EXERCISE DATA:
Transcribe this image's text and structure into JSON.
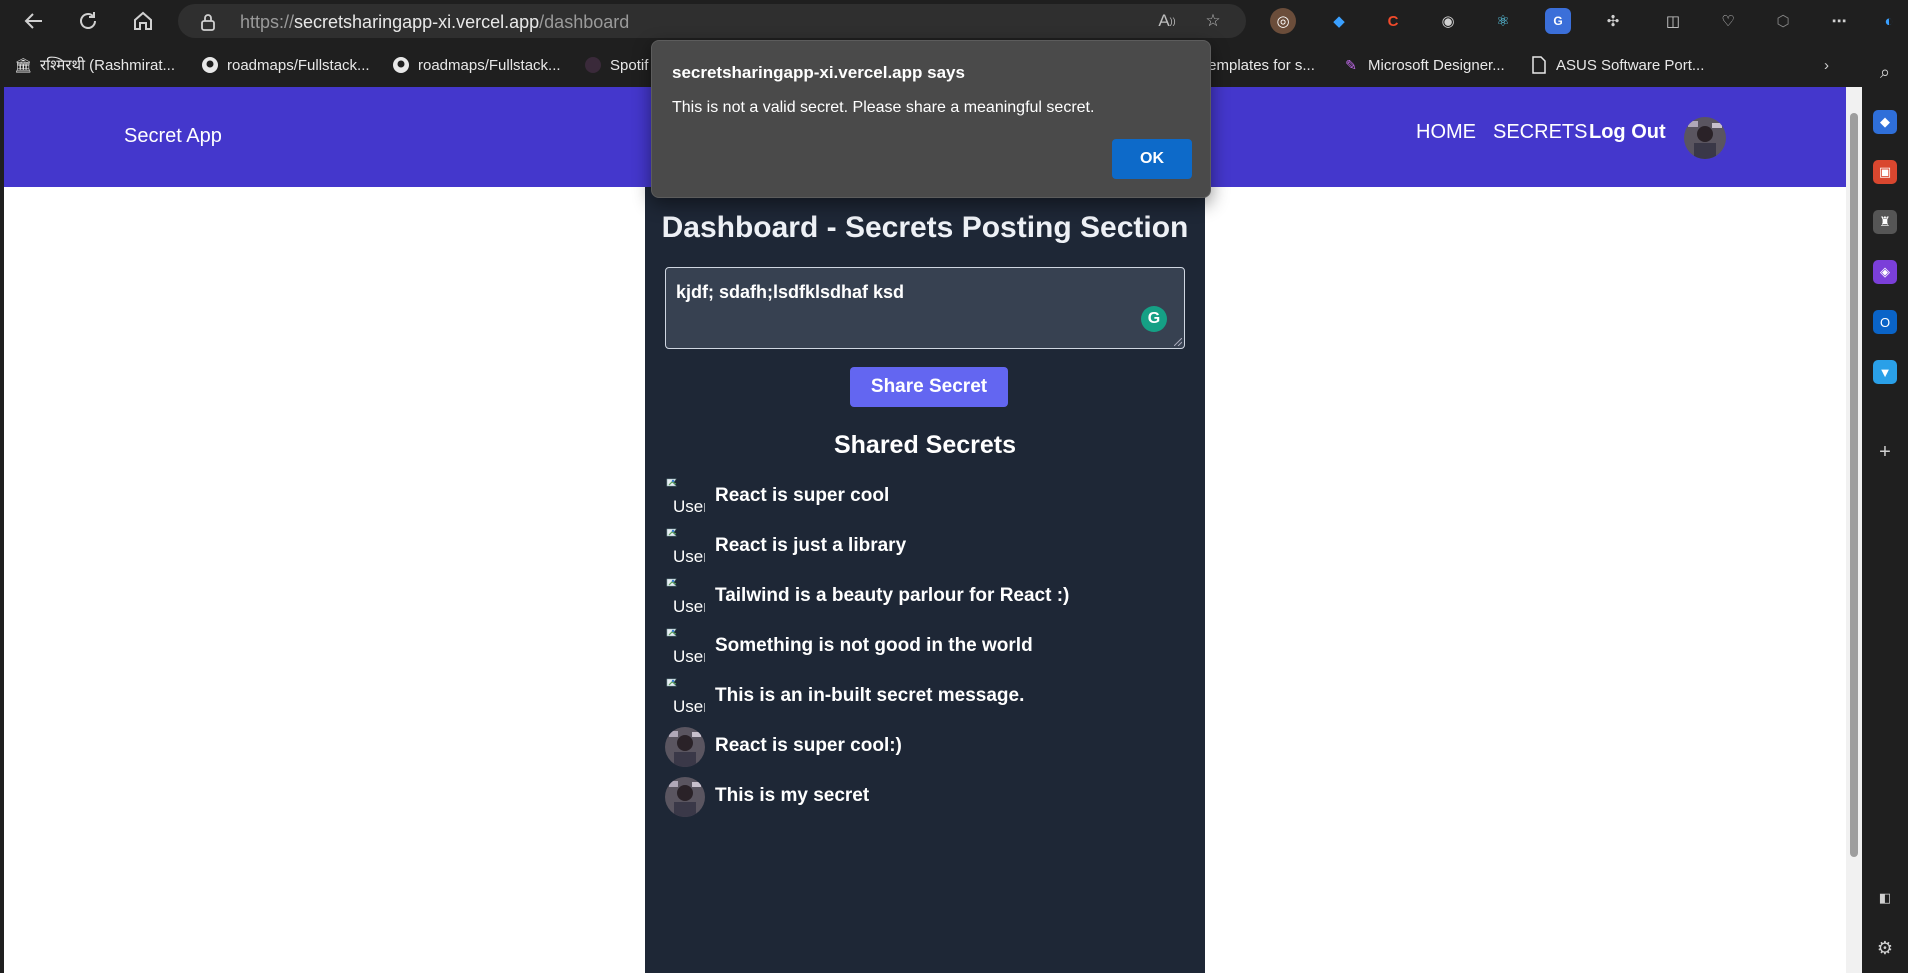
{
  "browser": {
    "url_scheme": "https://",
    "url_host": "secretsharingapp-xi.vercel.app",
    "url_path": "/dashboard",
    "bookmarks": [
      {
        "label": "रश्मिरथी (Rashmirat..."
      },
      {
        "label": "roadmaps/Fullstack..."
      },
      {
        "label": "roadmaps/Fullstack..."
      },
      {
        "label": "Spotif"
      },
      {
        "label": "templates for s..."
      },
      {
        "label": "Microsoft Designer..."
      },
      {
        "label": "ASUS Software Port..."
      }
    ]
  },
  "navbar": {
    "brand": "Secret App",
    "links": {
      "home": "HOME",
      "secrets": "SECRETS",
      "logout": "Log Out"
    }
  },
  "dashboard": {
    "title": "Dashboard - Secrets Posting Section",
    "textarea_value": "kjdf; sdafh;lsdfklsdhaf ksd",
    "share_button": "Share Secret",
    "shared_title": "Shared Secrets",
    "broken_alt": "User",
    "secrets": [
      {
        "text": "React is super cool",
        "avatar": "broken"
      },
      {
        "text": "React is just a library",
        "avatar": "broken"
      },
      {
        "text": "Tailwind is a beauty parlour for React :)",
        "avatar": "broken"
      },
      {
        "text": "Something is not good in the world",
        "avatar": "broken"
      },
      {
        "text": "This is an in-built secret message.",
        "avatar": "broken"
      },
      {
        "text": "React is super cool:)",
        "avatar": "photo"
      },
      {
        "text": "This is my secret",
        "avatar": "photo"
      }
    ]
  },
  "alert": {
    "title": "secretsharingapp-xi.vercel.app says",
    "message": "This is not a valid secret. Please share a meaningful secret.",
    "ok": "OK"
  },
  "colors": {
    "navbar": "#4437cc",
    "panel": "#1e2736",
    "share_button": "#6366f1",
    "alert_ok": "#0d6ac9"
  }
}
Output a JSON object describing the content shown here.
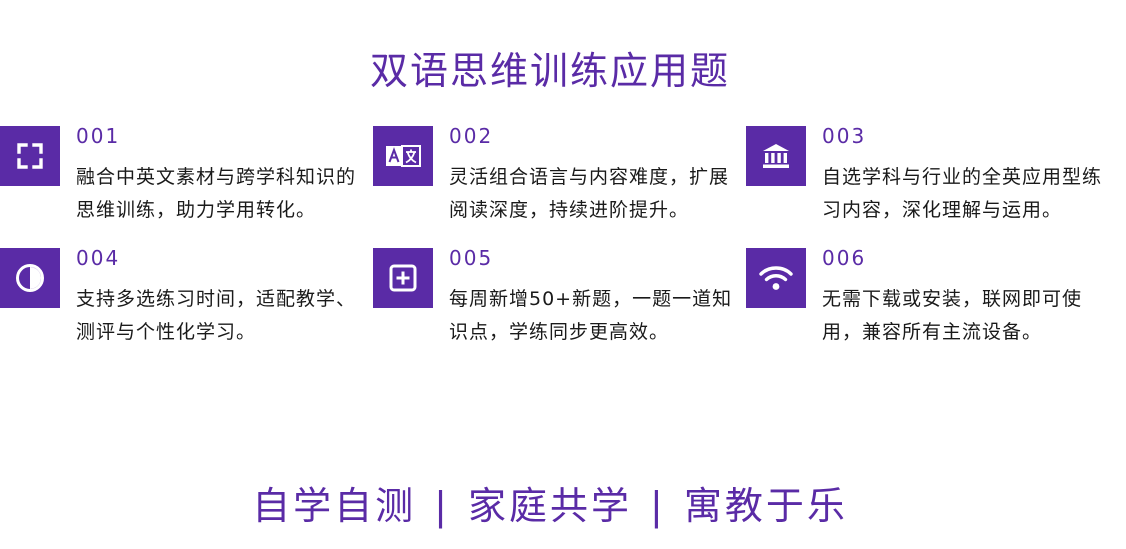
{
  "title": "双语思维训练应用题",
  "colors": {
    "accent": "#5a2ba6",
    "text": "#1a1a1a",
    "background": "#ffffff"
  },
  "features": [
    {
      "number": "001",
      "icon": "fullscreen-icon",
      "desc": "融合中英文素材与跨学科知识的思维训练，助力学用转化。"
    },
    {
      "number": "002",
      "icon": "translate-icon",
      "desc": "灵活组合语言与内容难度，扩展阅读深度，持续进阶提升。"
    },
    {
      "number": "003",
      "icon": "bank-icon",
      "desc": "自选学科与行业的全英应用型练习内容，深化理解与运用。"
    },
    {
      "number": "004",
      "icon": "contrast-icon",
      "desc": "支持多选练习时间，适配教学、测评与个性化学习。"
    },
    {
      "number": "005",
      "icon": "plus-box-icon",
      "desc": "每周新增50+新题，一题一道知识点，学练同步更高效。"
    },
    {
      "number": "006",
      "icon": "wifi-icon",
      "desc": "无需下载或安装，联网即可使用，兼容所有主流设备。"
    }
  ],
  "slogan": {
    "parts": [
      "自学自测",
      "家庭共学",
      "寓教于乐"
    ],
    "separator": "|"
  }
}
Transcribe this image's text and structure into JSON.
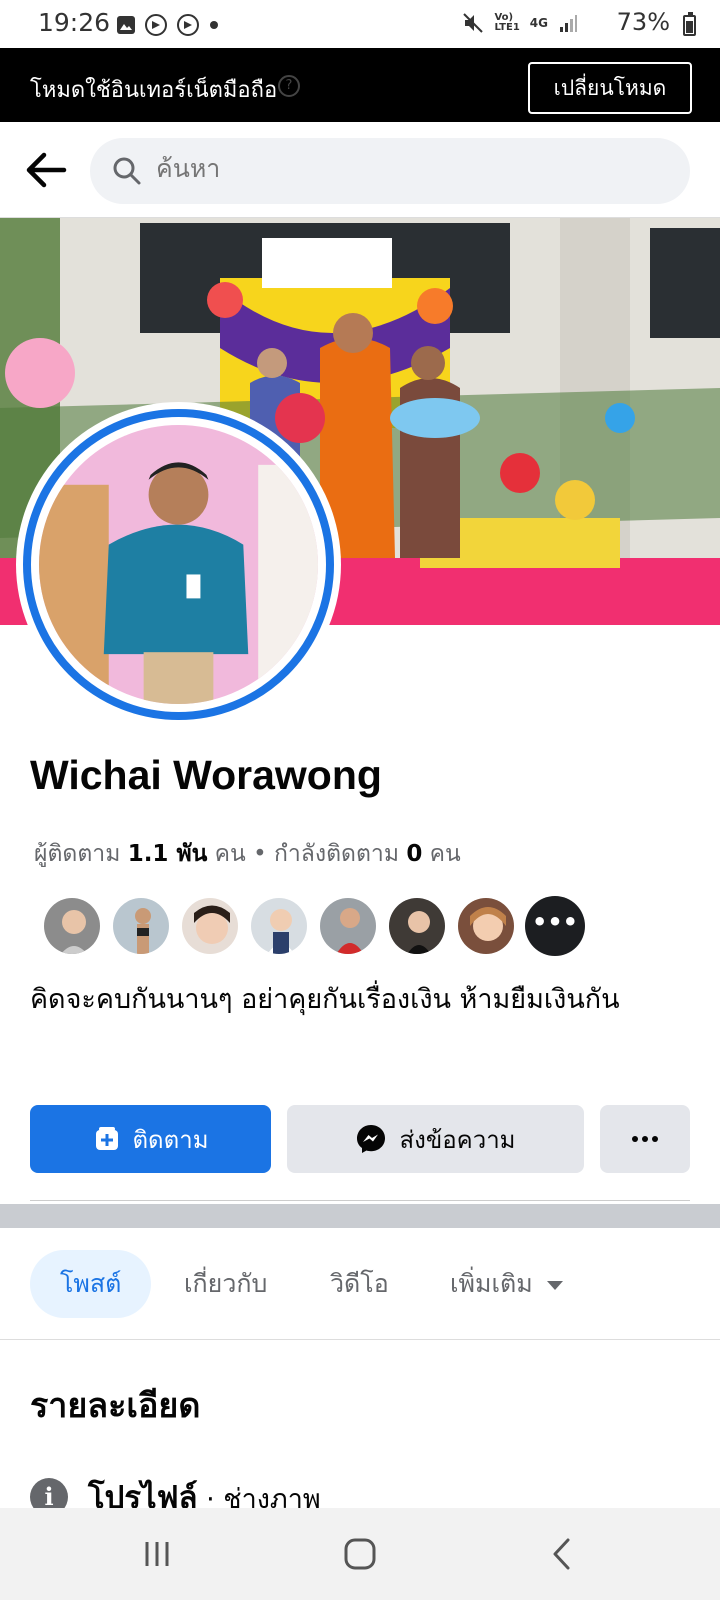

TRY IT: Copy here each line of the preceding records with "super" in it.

TASK RESULT:
        "text": "React is super cool",
        "text": "React is super cool:)",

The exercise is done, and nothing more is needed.